What to do: Scan the entries below. Return every line that includes "visible".

##### Provided data

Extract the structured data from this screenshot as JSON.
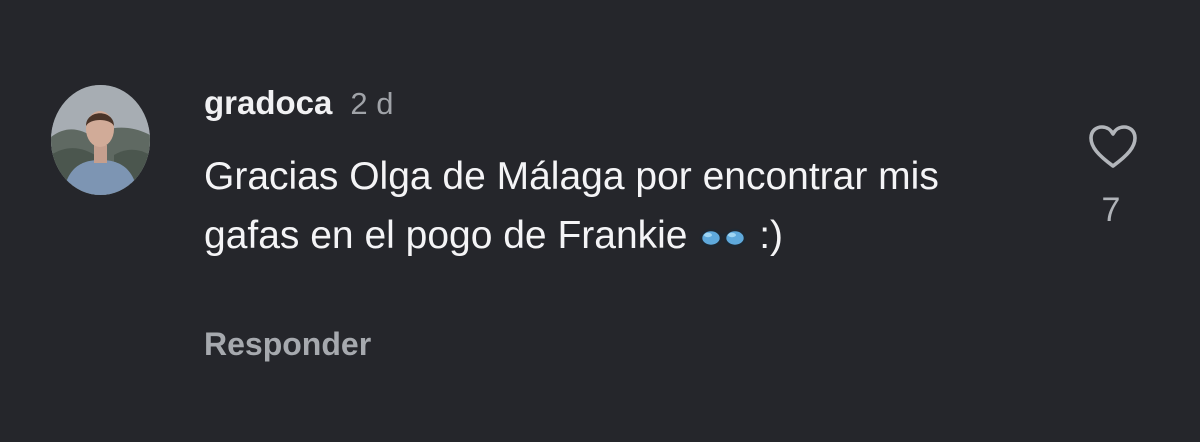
{
  "comment": {
    "username": "gradoca",
    "time": "2 d",
    "text_before_emoji": "Gracias Olga de Málaga por encontrar mis gafas en el pogo de Frankie",
    "emoji": "👓",
    "text_after_emoji": ":)",
    "reply_label": "Responder",
    "like_count": "7"
  },
  "icons": {
    "like": "heart-outline-icon",
    "emoji": "glasses-icon"
  },
  "colors": {
    "background": "#25262b",
    "primary_text": "#f4f4f6",
    "secondary_text": "#a6a9ae"
  }
}
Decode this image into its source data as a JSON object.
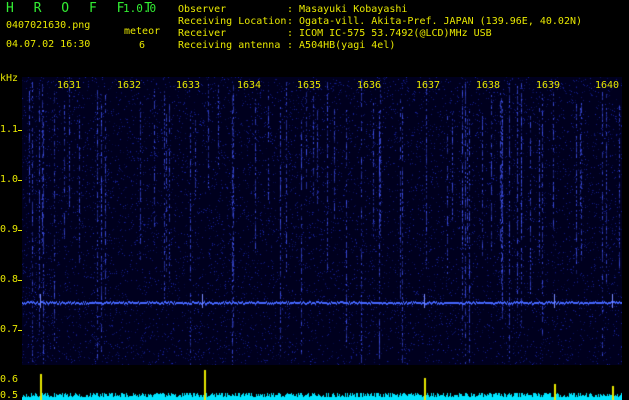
{
  "header": {
    "app_title": "H R O F F T",
    "version": "1.0.0",
    "filename": "0407021630.png",
    "datetime": "04.07.02 16:30",
    "meteor_label": "meteor",
    "meteor_count": "6"
  },
  "info": [
    {
      "key": "Observer",
      "value": ": Masayuki Kobayashi"
    },
    {
      "key": "Receiving Location",
      "value": ": Ogata-vill. Akita-Pref. JAPAN (139.96E, 40.02N)"
    },
    {
      "key": "Receiver",
      "value": ": ICOM IC-575 53.7492(@LCD)MHz USB"
    },
    {
      "key": "Receiving antenna",
      "value": ": A504HB(yagi 4el)"
    }
  ],
  "spectrogram": {
    "y_unit": "kHz",
    "y_ticks": [
      "1.1",
      "1.0",
      "0.9",
      "0.8",
      "0.7"
    ],
    "lower_y_ticks": [
      "0.6",
      "0.5"
    ],
    "time_ticks": [
      "1631",
      "1632",
      "1633",
      "1634",
      "1635",
      "1636",
      "1637",
      "1638",
      "1639",
      "1640"
    ],
    "carrier_khz": 0.752,
    "colors": {
      "background": "#00001e",
      "signal": "#3344ff",
      "carrier": "#4466ff",
      "baseline": "#00e5ff",
      "label": "#e8e800",
      "title": "#33ee33"
    }
  }
}
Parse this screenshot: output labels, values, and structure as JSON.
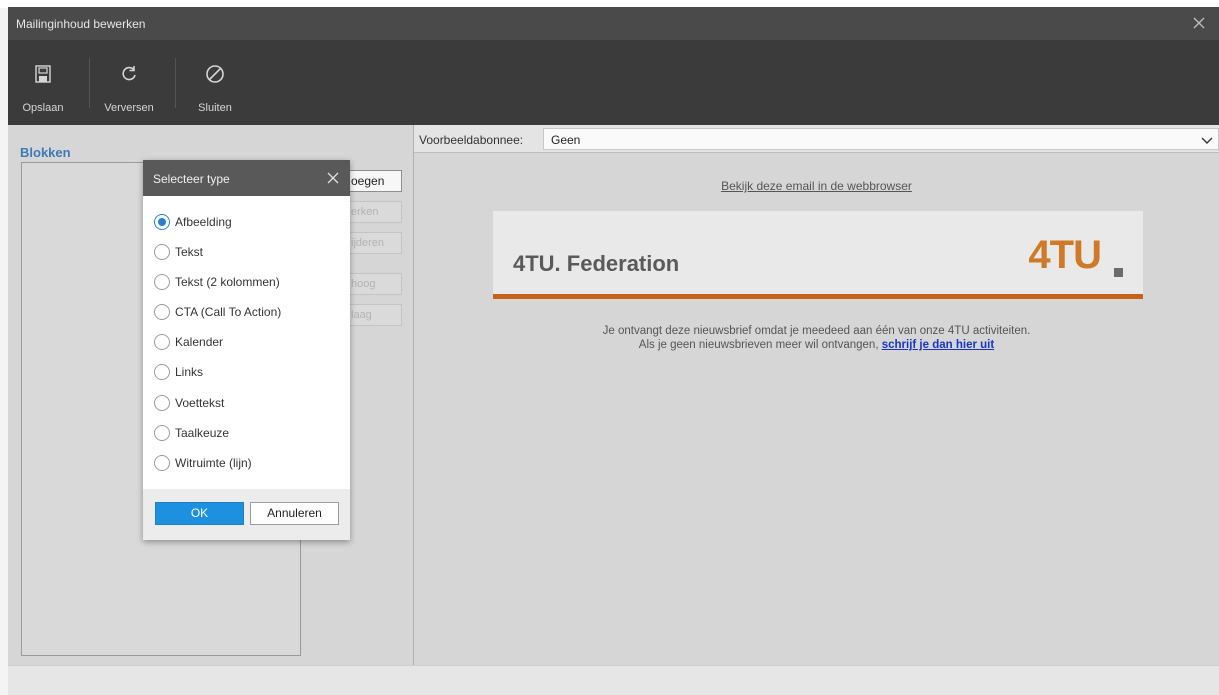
{
  "window": {
    "title": "Mailinginhoud bewerken"
  },
  "toolbar": {
    "buttons": [
      {
        "label": "Opslaan",
        "icon": "floppy-disk-icon"
      },
      {
        "label": "Verversen",
        "icon": "refresh-icon"
      },
      {
        "label": "Sluiten",
        "icon": "prohibit-icon"
      }
    ]
  },
  "left": {
    "heading": "Blokken",
    "buttons": [
      {
        "label": "Toevoegen",
        "visible": "oegen",
        "enabled": true
      },
      {
        "label": "Bewerken",
        "visible": "erken",
        "enabled": false
      },
      {
        "label": "Verwijderen",
        "visible": "ijderen",
        "enabled": false
      },
      {
        "label": "Omhoog",
        "visible": "hoog",
        "enabled": false
      },
      {
        "label": "Omlaag",
        "visible": "laag",
        "enabled": false
      }
    ]
  },
  "preview": {
    "subscriber_label": "Voorbeeldabonnee:",
    "subscriber_value": "Geen",
    "weblink": "Bekijk deze email in de webbrowser",
    "banner_title": "4TU. Federation",
    "logo_text": "4TU",
    "notice_line1": "Je ontvangt deze nieuwsbrief omdat je meedeed aan één van onze 4TU activiteiten.",
    "notice_line2_prefix": "Als je geen nieuwsbrieven meer wil ontvangen, ",
    "notice_link": "schrijf je dan hier uit"
  },
  "dialog": {
    "title": "Selecteer type",
    "options": [
      {
        "label": "Afbeelding",
        "checked": true
      },
      {
        "label": "Tekst",
        "checked": false
      },
      {
        "label": "Tekst (2 kolommen)",
        "checked": false
      },
      {
        "label": "CTA (Call To Action)",
        "checked": false
      },
      {
        "label": "Kalender",
        "checked": false
      },
      {
        "label": "Links",
        "checked": false
      },
      {
        "label": "Voettekst",
        "checked": false
      },
      {
        "label": "Taalkeuze",
        "checked": false
      },
      {
        "label": "Witruimte (lijn)",
        "checked": false
      }
    ],
    "ok": "OK",
    "cancel": "Annuleren"
  },
  "colors": {
    "accent": "#2b7fd0",
    "ok_button": "#1e90e0",
    "brand_orange": "#c4621c",
    "heading_blue": "#3d7ab8"
  }
}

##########

Exercise output:
        "visible": "oegen",
        "visible": "erken",
        "visible": "ijderen",
        "visible": "hoog",
        "visible": "laag",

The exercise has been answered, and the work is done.